Edward Steichen: In High Fashion features the finest examples of his fashion and celebrity portraiture made for Vogue and Vanity Fair. Much of the exhibition is drawn from the Steichen Archive at Condé Nast, which contains more than two thousand original vintage prints. A select group of prints from the George Eastman House, International Museum of Photography and Film in Rochester will be shown only at ICP. Some of the images in the exhibition are well-known, iconic images in various histories of photography. Never before, however, have more than a modest selection of these prints bee

n exhibited or published. The exhibition will be accompanied by a book devoted to images from Steichen's Condé Nast years. The book's authors are William A. Ewing, Carol Squiers, and Nathalie Herschdorfer, co-curators of the exhibition along with Todd Brandow, and Tobia Bezzola. The exhibition is traveling to ICP after presentations in Paris, Zurich, Madrid, and Reggio Emilia, Italy."

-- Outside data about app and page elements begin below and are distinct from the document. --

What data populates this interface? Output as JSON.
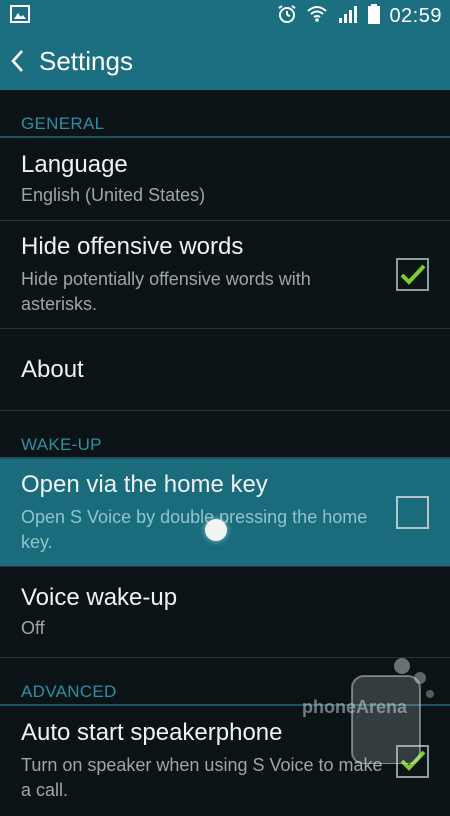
{
  "status_bar": {
    "time": "02:59",
    "icons": [
      "image-icon",
      "alarm-icon",
      "wifi-icon",
      "signal-icon",
      "battery-icon"
    ]
  },
  "action_bar": {
    "title": "Settings",
    "back_icon": "chevron-left-icon"
  },
  "sections": {
    "general": {
      "header": "GENERAL"
    },
    "wakeup": {
      "header": "WAKE-UP"
    },
    "advanced": {
      "header": "ADVANCED"
    }
  },
  "items": {
    "language": {
      "title": "Language",
      "subtitle": "English (United States)"
    },
    "hide_offensive": {
      "title": "Hide offensive words",
      "subtitle": "Hide potentially offensive words with asterisks.",
      "checked": true
    },
    "about": {
      "title": "About"
    },
    "open_home_key": {
      "title": "Open via the home key",
      "subtitle": "Open S Voice by double pressing the home key.",
      "checked": false
    },
    "voice_wakeup": {
      "title": "Voice wake-up",
      "subtitle": "Off"
    },
    "auto_speaker": {
      "title": "Auto start speakerphone",
      "subtitle": "Turn on speaker when using S Voice to make a call.",
      "checked": true
    }
  },
  "watermark": {
    "text": "phoneArena"
  },
  "colors": {
    "accent": "#1b6f80",
    "section_header": "#2f8ea2",
    "check_green": "#7ccf2a",
    "background": "#0b1316"
  }
}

Again, I just did not have time to properly appreciate each individual photograph, I did however purchase a small book of his works because although they are photographs, they feel like intense paintings. There is so much atmosphere and emotion in his photographs which I wish to gain in my artwork. I leave you with my favourite photograph from the exhibition: